Here, I am talking about the assimilated /t/ sound that is one of the most common features of Standard Southern British English (such as /t/ at the beginning of a syllable, time, task, Twitter, twice, etc.) as they are enunciated as /tts/ (neither full /ts/ nor /t/). If you pronounce /t/ sound as /t/ sound, there will not be any sound change taking place and I am afraid that you will not help me with this.
However, when these /tts/ sounds are preceded by affricatives or fricatives in a connected speech, I have noticed a possible sound change that the tongue will NOT necessarily get to the position that /tts/ is usually pronounced (right above the front teeth and below the alveolar ridge) but rather the tongue would simple be like hanging in the middle of the space without touching any place that it is supposed to touch when pronouncing /tts/ sound.

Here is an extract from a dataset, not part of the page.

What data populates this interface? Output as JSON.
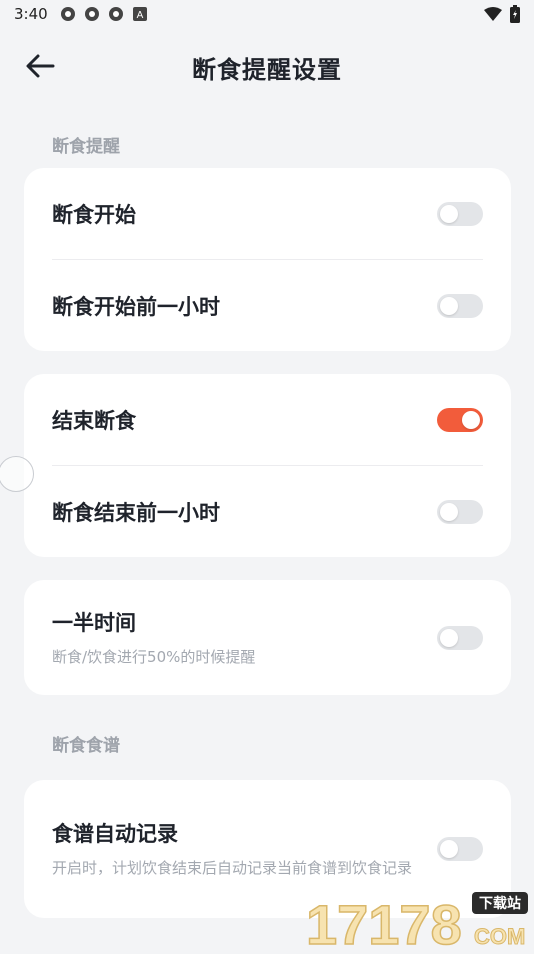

There are also two exceptions towards this possible rule, first when /tts/ sound is stressed or second when there is a gap between these two sounds (as you read word by word)
I will give several examples for you as follows;
- It is time to go to bed! (/ts/+/tts/)
- He is my English teacher. (/ʃ/+/tts/)
- She is my Chinese teacher. (/z/+/tts/)
- i will see you next time (/s/+/tts/)
My question is is it a common sound change in English (especially in Southern British English) and the native speakers may not necessarily be conscious of this. Thanks, guys!